The overwhelming majority of September 11 curricular guidance that teachers received from the National Council for the Social Studies, the National Association of School Psychologists, the National Education Association, and many others focused on pop psychotherapy. A year after the attacks, the underlying assumption in the renewed flood of instructional advice was still that children needed to be comforted, reassured, and admonished not to cast blame or show bias toward any group, religion, or country.
One found little in the curricular suggestions about who attacked us and why. There was even less about America's core values of freedom and equality and why the world's fanatics and fundamentalists abhor these. There was nothing about the difference between democracy and theocracy. Although New York's noble firefighters and police came in for some praise, little was made of the many acts of heroism on September 11 and nary a word about the brutal villains who killed thousands of innocents on that bright September morning. Nor were there lessons from history about how America responded on previous occasions when its principles have been challenged, its freedoms attacked, and its sovereignty assaulted.
Not surprisingly, "patriotism" was almost completely absent from these recommended lesson plans. One was more apt to find warnings against jingoism.
Many teachers sensibly ignored all this advice and did what they thought right. The youngsters I spoke to about September 11 reported that on the anniversary they wore something red, white, and blue to school, recited the Pledge of Allegiance, maybe spent a few minutes remembering the events of a year earlier, and (in private schools) said a prayer. That was about it. Then back to multiplication and division, verbs and nouns, whatever.
Perhaps an important "teachable moment" was thus wasted. But at least these teachers did not make matters worse on September 11. Yet the social studies curriculum for which they are responsible all year long, day in and day out, is far more apt to embrace the worldview of the National Council for the Social Studies than the priorities of patriotic Americans, as are the textbooks, the ed-school courses in which tomorrow's teachers are prepared, and their professional journals.
Social studies needs a top-to-bottom overhaul.
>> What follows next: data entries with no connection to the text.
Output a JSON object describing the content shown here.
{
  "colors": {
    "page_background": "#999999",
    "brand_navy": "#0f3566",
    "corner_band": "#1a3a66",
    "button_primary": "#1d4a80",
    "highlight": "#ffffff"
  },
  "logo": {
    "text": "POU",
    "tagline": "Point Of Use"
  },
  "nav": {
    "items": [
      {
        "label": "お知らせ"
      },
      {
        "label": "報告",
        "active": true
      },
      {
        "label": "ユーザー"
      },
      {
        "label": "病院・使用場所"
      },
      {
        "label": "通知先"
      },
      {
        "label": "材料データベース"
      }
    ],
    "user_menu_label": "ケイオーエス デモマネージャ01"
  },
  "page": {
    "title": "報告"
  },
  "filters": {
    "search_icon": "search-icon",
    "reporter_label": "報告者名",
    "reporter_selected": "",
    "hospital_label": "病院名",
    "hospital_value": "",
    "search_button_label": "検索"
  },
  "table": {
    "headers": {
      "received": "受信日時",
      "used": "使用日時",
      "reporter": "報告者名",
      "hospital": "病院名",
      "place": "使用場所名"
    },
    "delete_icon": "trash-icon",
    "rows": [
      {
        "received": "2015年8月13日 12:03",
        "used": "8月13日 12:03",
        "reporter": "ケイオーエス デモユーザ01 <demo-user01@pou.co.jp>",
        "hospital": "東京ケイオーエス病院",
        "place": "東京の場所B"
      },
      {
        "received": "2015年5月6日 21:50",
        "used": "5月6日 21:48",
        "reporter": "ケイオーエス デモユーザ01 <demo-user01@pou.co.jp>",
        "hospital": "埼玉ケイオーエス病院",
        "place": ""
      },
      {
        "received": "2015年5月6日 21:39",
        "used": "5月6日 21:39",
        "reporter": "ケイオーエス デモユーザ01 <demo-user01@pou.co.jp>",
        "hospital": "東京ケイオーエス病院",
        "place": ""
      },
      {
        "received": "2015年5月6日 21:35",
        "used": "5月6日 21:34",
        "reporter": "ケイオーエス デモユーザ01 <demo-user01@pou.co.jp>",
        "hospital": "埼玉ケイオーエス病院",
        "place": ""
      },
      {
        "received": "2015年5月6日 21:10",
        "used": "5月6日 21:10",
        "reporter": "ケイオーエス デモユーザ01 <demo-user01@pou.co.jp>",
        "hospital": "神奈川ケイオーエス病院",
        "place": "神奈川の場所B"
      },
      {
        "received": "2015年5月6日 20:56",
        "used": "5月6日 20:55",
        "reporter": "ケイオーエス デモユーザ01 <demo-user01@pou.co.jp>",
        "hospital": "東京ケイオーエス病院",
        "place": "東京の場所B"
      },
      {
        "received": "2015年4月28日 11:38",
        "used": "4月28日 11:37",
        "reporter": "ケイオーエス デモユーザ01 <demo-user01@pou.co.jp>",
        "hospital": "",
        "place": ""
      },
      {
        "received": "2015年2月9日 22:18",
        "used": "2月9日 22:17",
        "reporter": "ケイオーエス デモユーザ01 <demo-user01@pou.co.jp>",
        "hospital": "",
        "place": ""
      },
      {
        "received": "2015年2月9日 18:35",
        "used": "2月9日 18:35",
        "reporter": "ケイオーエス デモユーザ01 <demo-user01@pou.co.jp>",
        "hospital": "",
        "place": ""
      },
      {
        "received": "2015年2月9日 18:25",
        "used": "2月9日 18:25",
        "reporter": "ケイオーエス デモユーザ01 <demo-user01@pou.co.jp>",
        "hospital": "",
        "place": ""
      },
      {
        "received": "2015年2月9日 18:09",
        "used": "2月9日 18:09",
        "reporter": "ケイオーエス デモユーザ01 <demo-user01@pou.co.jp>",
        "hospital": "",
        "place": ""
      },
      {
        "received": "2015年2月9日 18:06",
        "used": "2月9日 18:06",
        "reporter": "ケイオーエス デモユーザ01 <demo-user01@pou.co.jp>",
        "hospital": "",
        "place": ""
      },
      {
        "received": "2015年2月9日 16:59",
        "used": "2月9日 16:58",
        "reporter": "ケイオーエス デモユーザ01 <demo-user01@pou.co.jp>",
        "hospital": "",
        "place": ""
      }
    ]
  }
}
We will do an important service to the memory of our heroes and those they left behind if, by September 11, 2003, this overhaul is well under way.